» PROBLEM: Word for word, set down the records and skip each picture.

» DATA TO EXAMINE:
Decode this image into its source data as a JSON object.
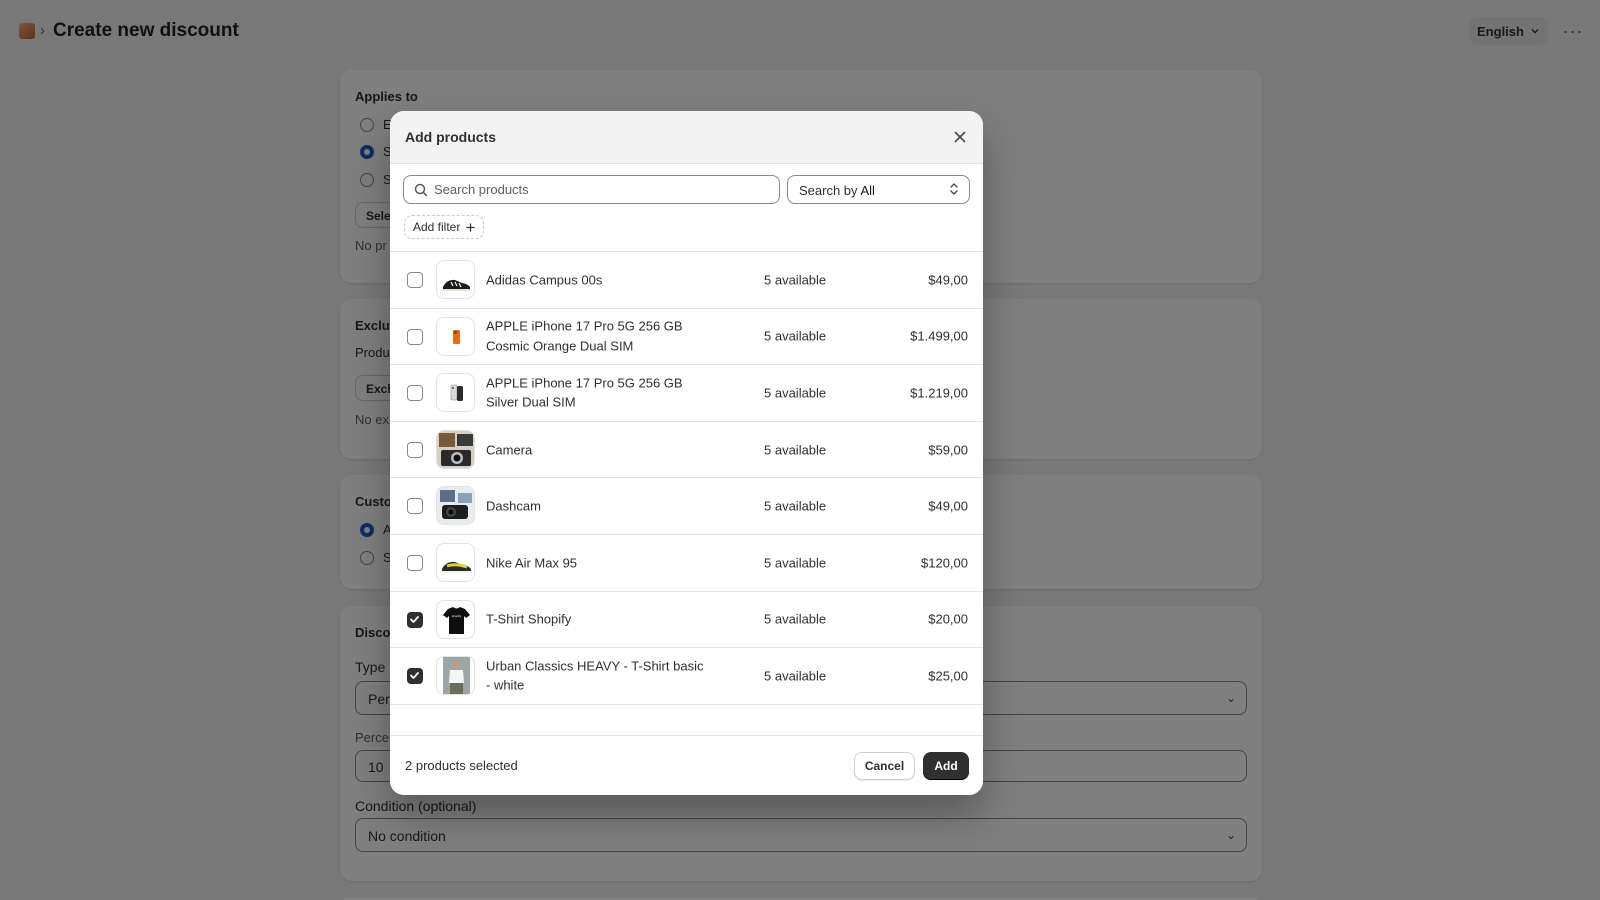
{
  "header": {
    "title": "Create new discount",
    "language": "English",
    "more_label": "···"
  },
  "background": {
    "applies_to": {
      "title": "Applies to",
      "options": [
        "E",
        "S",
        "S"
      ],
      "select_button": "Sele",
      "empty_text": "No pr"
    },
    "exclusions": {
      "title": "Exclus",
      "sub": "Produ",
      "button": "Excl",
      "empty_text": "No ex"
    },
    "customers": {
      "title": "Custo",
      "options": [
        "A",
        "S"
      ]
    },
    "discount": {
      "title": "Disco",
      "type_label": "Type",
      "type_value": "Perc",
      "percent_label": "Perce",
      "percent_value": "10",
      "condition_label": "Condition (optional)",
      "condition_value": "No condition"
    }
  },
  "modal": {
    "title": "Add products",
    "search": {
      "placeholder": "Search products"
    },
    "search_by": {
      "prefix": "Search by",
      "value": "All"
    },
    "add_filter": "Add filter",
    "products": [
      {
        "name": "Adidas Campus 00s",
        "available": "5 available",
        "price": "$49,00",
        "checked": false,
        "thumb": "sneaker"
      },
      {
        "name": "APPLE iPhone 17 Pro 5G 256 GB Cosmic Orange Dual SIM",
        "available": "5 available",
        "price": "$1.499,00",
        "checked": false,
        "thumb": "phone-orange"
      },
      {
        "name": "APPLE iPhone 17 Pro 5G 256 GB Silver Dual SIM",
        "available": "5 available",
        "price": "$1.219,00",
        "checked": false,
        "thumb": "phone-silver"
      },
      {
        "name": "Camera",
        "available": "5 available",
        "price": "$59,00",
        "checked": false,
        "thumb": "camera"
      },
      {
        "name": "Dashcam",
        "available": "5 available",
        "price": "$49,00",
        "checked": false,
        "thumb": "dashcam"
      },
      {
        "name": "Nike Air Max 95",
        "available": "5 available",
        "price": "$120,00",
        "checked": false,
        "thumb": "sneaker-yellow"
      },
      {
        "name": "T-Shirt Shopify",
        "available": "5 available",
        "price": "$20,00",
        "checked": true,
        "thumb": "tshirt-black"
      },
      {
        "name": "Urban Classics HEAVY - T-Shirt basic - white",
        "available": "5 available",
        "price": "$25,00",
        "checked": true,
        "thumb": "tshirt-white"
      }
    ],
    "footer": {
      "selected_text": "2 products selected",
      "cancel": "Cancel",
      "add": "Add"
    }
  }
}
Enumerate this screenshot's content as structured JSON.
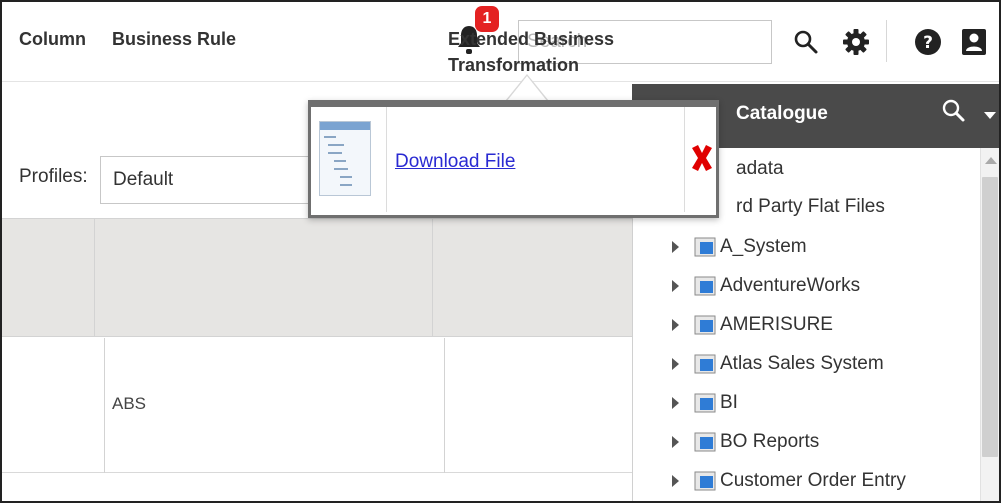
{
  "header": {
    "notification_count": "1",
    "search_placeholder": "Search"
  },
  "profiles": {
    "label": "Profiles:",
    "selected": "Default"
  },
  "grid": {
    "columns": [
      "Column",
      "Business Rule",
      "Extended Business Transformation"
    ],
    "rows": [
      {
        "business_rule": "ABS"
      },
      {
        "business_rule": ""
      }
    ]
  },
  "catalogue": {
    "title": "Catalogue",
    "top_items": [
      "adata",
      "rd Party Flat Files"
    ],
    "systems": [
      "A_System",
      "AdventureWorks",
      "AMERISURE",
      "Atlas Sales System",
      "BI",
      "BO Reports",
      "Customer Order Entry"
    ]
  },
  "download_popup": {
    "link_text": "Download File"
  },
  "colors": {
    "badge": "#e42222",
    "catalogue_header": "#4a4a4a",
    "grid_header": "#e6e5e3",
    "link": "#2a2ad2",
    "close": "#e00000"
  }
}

» THE COMPLETED TASK:
Decode this image into its source data as a JSON object.
{
  "header": {
    "title": "Create new discount",
    "language": "English",
    "more_label": "···"
  },
  "background": {
    "applies_to": {
      "title": "Applies to",
      "options": [
        "E",
        "S",
        "S"
      ],
      "select_button": "Sele",
      "empty_text": "No pr"
    },
    "exclusions": {
      "title": "Exclus",
      "sub": "Produ",
      "button": "Excl",
      "empty_text": "No ex"
    },
    "customers": {
      "title": "Custo",
      "options": [
        "A",
        "S"
      ]
    },
    "discount": {
      "title": "Disco",
      "type_label": "Type",
      "type_value": "Perc",
      "percent_label": "Perce",
      "percent_value": "10",
      "condition_label": "Condition (optional)",
      "condition_value": "No condition"
    }
  },
  "modal": {
    "title": "Add products",
    "search": {
      "placeholder": "Search products"
    },
    "search_by": {
      "prefix": "Search by",
      "value": "All"
    },
    "add_filter": "Add filter",
    "products": [
      {
        "name": "Adidas Campus 00s",
        "available": "5 available",
        "price": "$49,00",
        "checked": false,
        "thumb": "sneaker"
      },
      {
        "name": "APPLE iPhone 17 Pro 5G 256 GB Cosmic Orange Dual SIM",
        "available": "5 available",
        "price": "$1.499,00",
        "checked": false,
        "thumb": "phone-orange"
      },
      {
        "name": "APPLE iPhone 17 Pro 5G 256 GB Silver Dual SIM",
        "available": "5 available",
        "price": "$1.219,00",
        "checked": false,
        "thumb": "phone-silver"
      },
      {
        "name": "Camera",
        "available": "5 available",
        "price": "$59,00",
        "checked": false,
        "thumb": "camera"
      },
      {
        "name": "Dashcam",
        "available": "5 available",
        "price": "$49,00",
        "checked": false,
        "thumb": "dashcam"
      },
      {
        "name": "Nike Air Max 95",
        "available": "5 available",
        "price": "$120,00",
        "checked": false,
        "thumb": "sneaker-yellow"
      },
      {
        "name": "T-Shirt Shopify",
        "available": "5 available",
        "price": "$20,00",
        "checked": true,
        "thumb": "tshirt-black"
      },
      {
        "name": "Urban Classics HEAVY - T-Shirt basic - white",
        "available": "5 available",
        "price": "$25,00",
        "checked": true,
        "thumb": "tshirt-white"
      }
    ],
    "footer": {
      "selected_text": "2 products selected",
      "cancel": "Cancel",
      "add": "Add"
    }
  }
}
Enumerate this screenshot's content as structured JSON.
{
  "header": {
    "notification_count": "1",
    "search_placeholder": "Search"
  },
  "profiles": {
    "label": "Profiles:",
    "selected": "Default"
  },
  "grid": {
    "columns": [
      "Column",
      "Business Rule",
      "Extended Business Transformation"
    ],
    "rows": [
      {
        "business_rule": "ABS"
      },
      {
        "business_rule": ""
      }
    ]
  },
  "catalogue": {
    "title": "Catalogue",
    "top_items": [
      "adata",
      "rd Party Flat Files"
    ],
    "systems": [
      "A_System",
      "AdventureWorks",
      "AMERISURE",
      "Atlas Sales System",
      "BI",
      "BO Reports",
      "Customer Order Entry"
    ]
  },
  "download_popup": {
    "link_text": "Download File"
  },
  "colors": {
    "badge": "#e42222",
    "catalogue_header": "#4a4a4a",
    "grid_header": "#e6e5e3",
    "link": "#2a2ad2",
    "close": "#e00000"
  }
}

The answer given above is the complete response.